And yet the situation Grossman finds himself confronting in Israel today is arguably the opposite of what Oz's generation faced. When Israelis come home from work these days, they don't instantly engage in heated debates about what happened in the Knesset, much less in Nablus or Ramallah. Quite often, they turn on a reality show, or flip open a laptop and network on Facebook. Although the age of the kibbutz is long gone, the language of the Israeli self is again impoverished, this time laid waste by solipsism and detachment. Grossman's A Woman Flees Tidings was a runaway bestseller in Israel, perhaps because of what readers knew its author had suffered, perhaps because it recounts a scenario so familiar in a nation where losing a child to war is an almost universal fear, or perhaps because, as historian Tom Segev suggested to me, the book taps into a widely shared desire to escape, to flee bad news. The problem in Israel today isn't too little space for private concerns, one could argue, but apathy and cynicism about public ones.
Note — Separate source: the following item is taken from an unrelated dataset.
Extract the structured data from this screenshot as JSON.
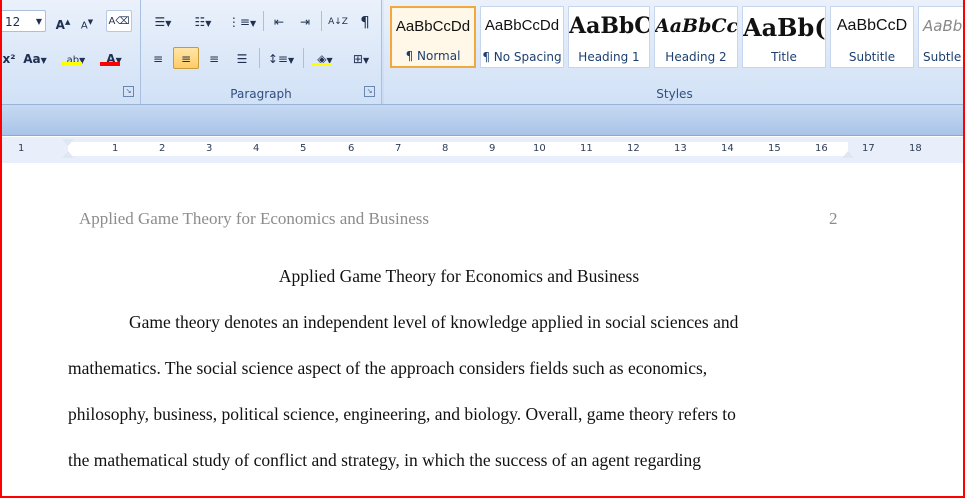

Despite his disappointment with the conduct of Israeli and Palestinian leaders, Grossman hasn't succumbed to fatalism. In 2006, on the eleventh anniversary of the assassination of Yitzhak Rabin, only a few months after Uri's death, he delivered a speech in which he called on Israel's leaders to stop making excuses and talk to their enemies (the speech is reprinted in Writing in the Dark). Yet in a society that, for the moment, is circling inward, walling itself off from the larger world to avoid further disappointment and pain, even as the rage around it builds, it's hard not to wonder whether this "troublemaker and magician," as the critic John Leonard once described Grossman, feels choked off. Grossman's best work shows how much can be wrung out of unsettling encounters with the unfamiliar, from entering "the vortex of [one's] greatest fear and repulsion," as he put it in The Yellow Wind, and emerging mended, enlarged, purified. It would be difficult to think of someone more entitled to withdraw into himself than Grossman. But it's equally hard to imagine this bringing him much satisfaction, not least because he knows that those who retreat inward only flee further from the truth. "A society in crisis," he once said, "teaches itself to congeal into one story only and sees reality through very narrow glasses. But there is never only one story."